Tip to marketing: Devastating is not a positive word. The only time I have used that word as a positive is when I told my ex-girlfriend she was devastatingly beautiful, implying that when I look at her, she is so beautiful it just wrecks me. But the fact that we have a local feel is NOT something that leaves our customers weak in the knees. It should inspire confidence, not make them feel like they are unearthing themselves after a tsunami just hit.

But Fiscal United Bank is rapidly climbing the ladder to become one of the leaders in Bizenglish speak. Seeing as how I am embracing the concept of being a team player, I'm going to help marketing out with a few more marketing terms they can use.

Fiscal United Bank: Abominably Local!

Fiscal United Bank: Horrifyingly Local!

Fiscal United Bank: Maliciously Local!

Fiscal United Bank: Right Up In Your Space, In Fact, Violently So!

Fiscal United Bank: So Local You'll File For A Restraining Order!

Fiscal United Bank: We're Pretty Much Hiding In Your Closet Watching You Sleep, And Occasionally We'll Tip Toe Out And Touch Your Hair, Just To Remind Us That You're Not Imaginary And Because We Like The Way It Feels, Because The New Conditioner You Use Makes It Feel So Silky And Smells Really Nice!

None of those are any more contrarian than Devastatingly Local. And don't worry, these are for free, because I know that putting in for overtime is now considered a criminal offense.

Tuesday, April 14, 2009

Did You Ever Have One Of Those Days?

The type of day where nothing goes right? Nothing catastrophic happens, but everytime there is a variable, it comes up negative? Where every yes or no question is answered with a no, everything takes way too long, the odds all stack up against you, and nothing is good enough the first time?
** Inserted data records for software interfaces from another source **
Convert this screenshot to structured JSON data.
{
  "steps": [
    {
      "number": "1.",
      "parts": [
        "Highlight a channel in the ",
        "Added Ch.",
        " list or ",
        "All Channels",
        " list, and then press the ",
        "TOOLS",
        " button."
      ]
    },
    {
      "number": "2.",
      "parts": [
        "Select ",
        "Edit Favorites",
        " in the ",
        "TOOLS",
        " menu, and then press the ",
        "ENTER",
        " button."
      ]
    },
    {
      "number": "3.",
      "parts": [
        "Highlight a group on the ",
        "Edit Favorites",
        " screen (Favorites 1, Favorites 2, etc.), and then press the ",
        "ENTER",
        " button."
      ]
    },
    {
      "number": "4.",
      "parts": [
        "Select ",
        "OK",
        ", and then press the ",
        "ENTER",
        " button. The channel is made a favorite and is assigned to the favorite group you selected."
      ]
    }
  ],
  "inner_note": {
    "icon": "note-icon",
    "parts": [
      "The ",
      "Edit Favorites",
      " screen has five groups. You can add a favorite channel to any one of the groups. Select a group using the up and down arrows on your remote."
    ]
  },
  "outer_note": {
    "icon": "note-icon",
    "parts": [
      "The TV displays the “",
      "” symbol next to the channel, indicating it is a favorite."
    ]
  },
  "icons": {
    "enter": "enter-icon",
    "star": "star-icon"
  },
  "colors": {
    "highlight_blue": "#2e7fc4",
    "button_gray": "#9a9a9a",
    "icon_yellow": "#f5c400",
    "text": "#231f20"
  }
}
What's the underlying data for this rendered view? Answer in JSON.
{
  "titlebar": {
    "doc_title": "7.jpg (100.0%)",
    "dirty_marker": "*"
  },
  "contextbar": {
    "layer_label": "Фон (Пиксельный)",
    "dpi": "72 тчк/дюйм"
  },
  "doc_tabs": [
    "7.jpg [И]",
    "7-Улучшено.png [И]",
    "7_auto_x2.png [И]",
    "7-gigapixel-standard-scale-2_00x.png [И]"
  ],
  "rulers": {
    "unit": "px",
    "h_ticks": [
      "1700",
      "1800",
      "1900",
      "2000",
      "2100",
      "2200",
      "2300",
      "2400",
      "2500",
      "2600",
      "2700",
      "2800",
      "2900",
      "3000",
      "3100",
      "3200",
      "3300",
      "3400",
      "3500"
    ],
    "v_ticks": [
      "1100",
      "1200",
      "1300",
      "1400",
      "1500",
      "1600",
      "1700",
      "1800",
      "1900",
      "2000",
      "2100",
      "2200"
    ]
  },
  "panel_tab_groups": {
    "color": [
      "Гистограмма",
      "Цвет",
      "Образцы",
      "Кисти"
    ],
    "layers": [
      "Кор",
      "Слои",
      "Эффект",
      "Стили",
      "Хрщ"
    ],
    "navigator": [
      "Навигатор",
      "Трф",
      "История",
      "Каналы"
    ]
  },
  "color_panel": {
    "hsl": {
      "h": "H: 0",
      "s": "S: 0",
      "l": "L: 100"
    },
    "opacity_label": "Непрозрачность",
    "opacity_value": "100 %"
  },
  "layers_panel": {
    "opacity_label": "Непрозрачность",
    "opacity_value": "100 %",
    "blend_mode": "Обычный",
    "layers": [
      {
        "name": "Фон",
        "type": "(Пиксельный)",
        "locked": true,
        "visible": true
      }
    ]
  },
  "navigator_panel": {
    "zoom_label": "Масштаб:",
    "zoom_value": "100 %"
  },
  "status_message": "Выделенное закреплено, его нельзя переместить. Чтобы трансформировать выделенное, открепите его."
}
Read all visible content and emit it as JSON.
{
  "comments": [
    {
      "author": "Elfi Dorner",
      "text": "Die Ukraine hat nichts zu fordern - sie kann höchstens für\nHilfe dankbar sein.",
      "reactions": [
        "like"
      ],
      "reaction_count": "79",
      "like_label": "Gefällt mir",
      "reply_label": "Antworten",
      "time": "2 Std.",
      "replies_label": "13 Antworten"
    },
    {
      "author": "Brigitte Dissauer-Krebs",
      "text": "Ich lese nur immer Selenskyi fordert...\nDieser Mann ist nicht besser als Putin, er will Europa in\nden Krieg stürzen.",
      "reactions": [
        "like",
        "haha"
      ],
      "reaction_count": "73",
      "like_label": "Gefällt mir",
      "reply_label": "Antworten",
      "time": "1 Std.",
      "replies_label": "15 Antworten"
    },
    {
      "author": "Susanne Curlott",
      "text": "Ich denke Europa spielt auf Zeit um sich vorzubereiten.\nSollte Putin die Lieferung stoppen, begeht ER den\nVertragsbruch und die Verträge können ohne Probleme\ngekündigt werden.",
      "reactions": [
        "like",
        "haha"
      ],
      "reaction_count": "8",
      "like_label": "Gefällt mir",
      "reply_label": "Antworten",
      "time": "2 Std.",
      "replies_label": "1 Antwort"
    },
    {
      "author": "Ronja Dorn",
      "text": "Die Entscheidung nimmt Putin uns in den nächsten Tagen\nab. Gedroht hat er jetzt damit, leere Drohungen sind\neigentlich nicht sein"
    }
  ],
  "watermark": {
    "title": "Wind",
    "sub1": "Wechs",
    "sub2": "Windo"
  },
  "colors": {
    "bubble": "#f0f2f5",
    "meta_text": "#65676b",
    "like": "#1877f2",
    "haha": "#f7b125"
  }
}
That was yesterday for me. Not one single win all day long. And today started with me misreading the schedule and showing up for work 90 minutes late. So I'm taking a shorter lunch for the chance to still leave at 5.

Auspicious start to the week.

Tuesday, April 7, 2009

Clients Say The Craziest Things

I recently spent a week behind the teller line, as one of our tellers went on vacation and Fiscal United Bank's outright refusal to allow anyone to get any sort of overtime anymore has left us perpetually scrambling to fill out the hours without leaving the bank unmanned. (That teller has had his ankles broken since then to prevent any further leaving of the bank.)

It reminded me why I was so quick to accept a promotion out of the teller position without even fully understanding what a Client Service Representative does (they could have made me clean the roof, I wouldn't have known better; it was simply better than being a teller). Even though I deal with a lot of frustrating questions sitting behind my desk, the frustration of dealing with clients at the teller line makes me crazy.

Chief among my pet peeves is the stigma that the fifty dollar bill suffers from. Clients will often say "don't give me fifties, I always think they are twenties." I learned a trick a while ago that can help differentiate between fifties and twenties; there's numbers all over the front and back of the freakin' bill. Seriously, people, this is Darwinism at work. If you're too stupid to tell the difference between a fifty and a twenty, you can't read at a kindergarten level, and you deserve to be penniless.

There is a certain sort of malaise that sets in after three days of sitting behind the line. You start to forget how to do things that you do every day behind the desk. Eventually, you grow comfortable referring people to the desk for help that you know you yourself would normally be able to do.

I am grateful to be back behind my desk (and so is my back; those chairs do NOTHING to help my chronic back injuries). Now I just have to remember what an IRA is...